ACTIVITY: Copy out the listing that follows exactly, dropping every picture.
================================
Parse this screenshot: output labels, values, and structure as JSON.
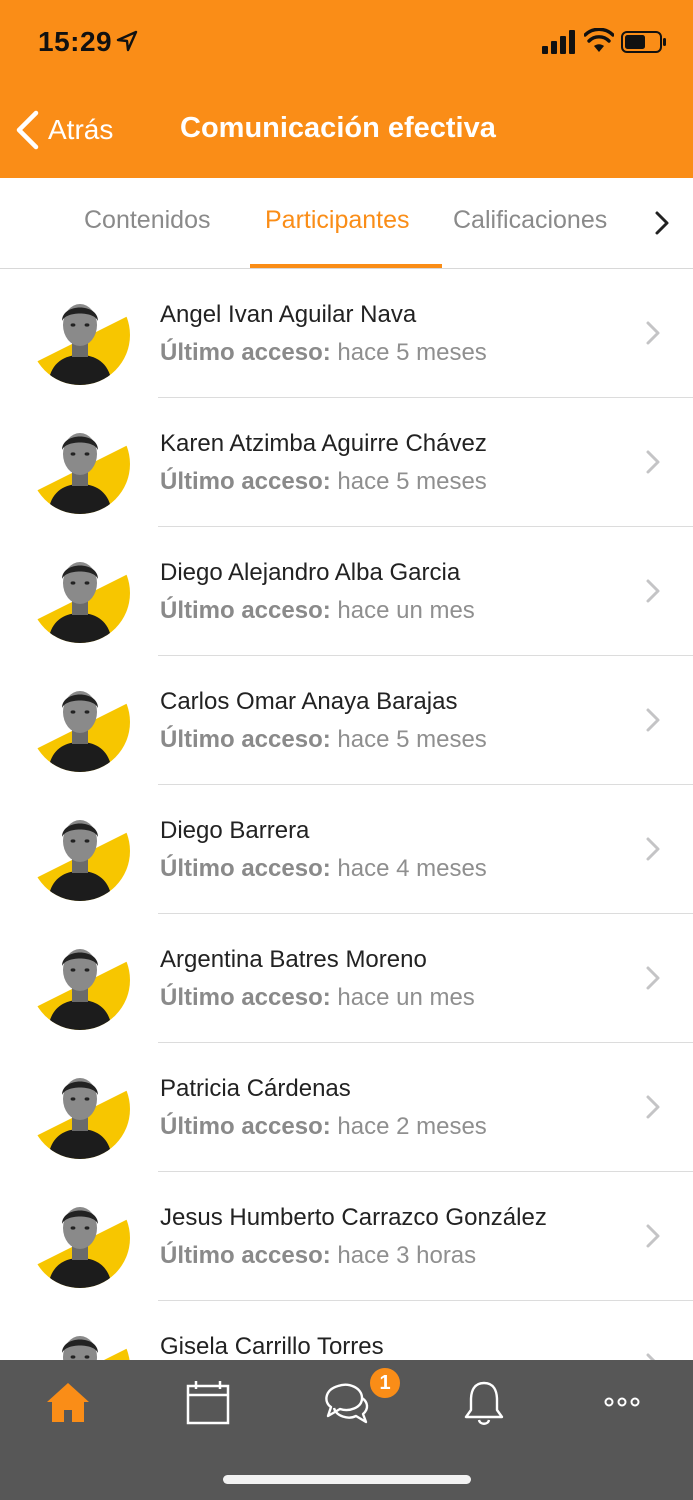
{
  "status_bar": {
    "time": "15:29"
  },
  "nav": {
    "back_label": "Atrás",
    "title": "Comunicación efectiva"
  },
  "tabs": [
    {
      "label": "Contenidos",
      "active": false
    },
    {
      "label": "Participantes",
      "active": true
    },
    {
      "label": "Calificaciones",
      "active": false
    }
  ],
  "access_label": "Último acceso:",
  "participants": [
    {
      "name": "Angel Ivan Aguilar Nava",
      "last_access": "hace 5 meses"
    },
    {
      "name": "Karen Atzimba Aguirre Chávez",
      "last_access": "hace 5 meses"
    },
    {
      "name": "Diego Alejandro Alba Garcia",
      "last_access": "hace un mes"
    },
    {
      "name": "Carlos Omar Anaya Barajas",
      "last_access": "hace 5 meses"
    },
    {
      "name": "Diego Barrera",
      "last_access": "hace 4 meses"
    },
    {
      "name": "Argentina Batres Moreno",
      "last_access": "hace un mes"
    },
    {
      "name": "Patricia Cárdenas",
      "last_access": "hace 2 meses"
    },
    {
      "name": "Jesus Humberto Carrazco González",
      "last_access": "hace 3 horas"
    },
    {
      "name": "Gisela Carrillo Torres",
      "last_access": ""
    }
  ],
  "tabbar": {
    "items": [
      {
        "icon": "home-icon",
        "active": true
      },
      {
        "icon": "calendar-icon",
        "active": false
      },
      {
        "icon": "chat-icon",
        "active": false,
        "badge": "1"
      },
      {
        "icon": "bell-icon",
        "active": false
      },
      {
        "icon": "more-icon",
        "active": false
      }
    ]
  },
  "colors": {
    "accent": "#FA8D17",
    "tabbar_bg": "#575757",
    "avatar_yellow": "#F7C600"
  }
}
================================
RESPONSE FOR THIS EXERCISE:
Parse this screenshot: output labels, values, and structure as JSON.
{
  "status_bar": {
    "time": "15:29"
  },
  "nav": {
    "back_label": "Atrás",
    "title": "Comunicación efectiva"
  },
  "tabs": [
    {
      "label": "Contenidos",
      "active": false
    },
    {
      "label": "Participantes",
      "active": true
    },
    {
      "label": "Calificaciones",
      "active": false
    }
  ],
  "access_label": "Último acceso:",
  "participants": [
    {
      "name": "Angel Ivan Aguilar Nava",
      "last_access": "hace 5 meses"
    },
    {
      "name": "Karen Atzimba Aguirre Chávez",
      "last_access": "hace 5 meses"
    },
    {
      "name": "Diego Alejandro Alba Garcia",
      "last_access": "hace un mes"
    },
    {
      "name": "Carlos Omar Anaya Barajas",
      "last_access": "hace 5 meses"
    },
    {
      "name": "Diego Barrera",
      "last_access": "hace 4 meses"
    },
    {
      "name": "Argentina Batres Moreno",
      "last_access": "hace un mes"
    },
    {
      "name": "Patricia Cárdenas",
      "last_access": "hace 2 meses"
    },
    {
      "name": "Jesus Humberto Carrazco González",
      "last_access": "hace 3 horas"
    },
    {
      "name": "Gisela Carrillo Torres",
      "last_access": ""
    }
  ],
  "tabbar": {
    "items": [
      {
        "icon": "home-icon",
        "active": true
      },
      {
        "icon": "calendar-icon",
        "active": false
      },
      {
        "icon": "chat-icon",
        "active": false,
        "badge": "1"
      },
      {
        "icon": "bell-icon",
        "active": false
      },
      {
        "icon": "more-icon",
        "active": false
      }
    ]
  },
  "colors": {
    "accent": "#FA8D17",
    "tabbar_bg": "#575757",
    "avatar_yellow": "#F7C600"
  }
}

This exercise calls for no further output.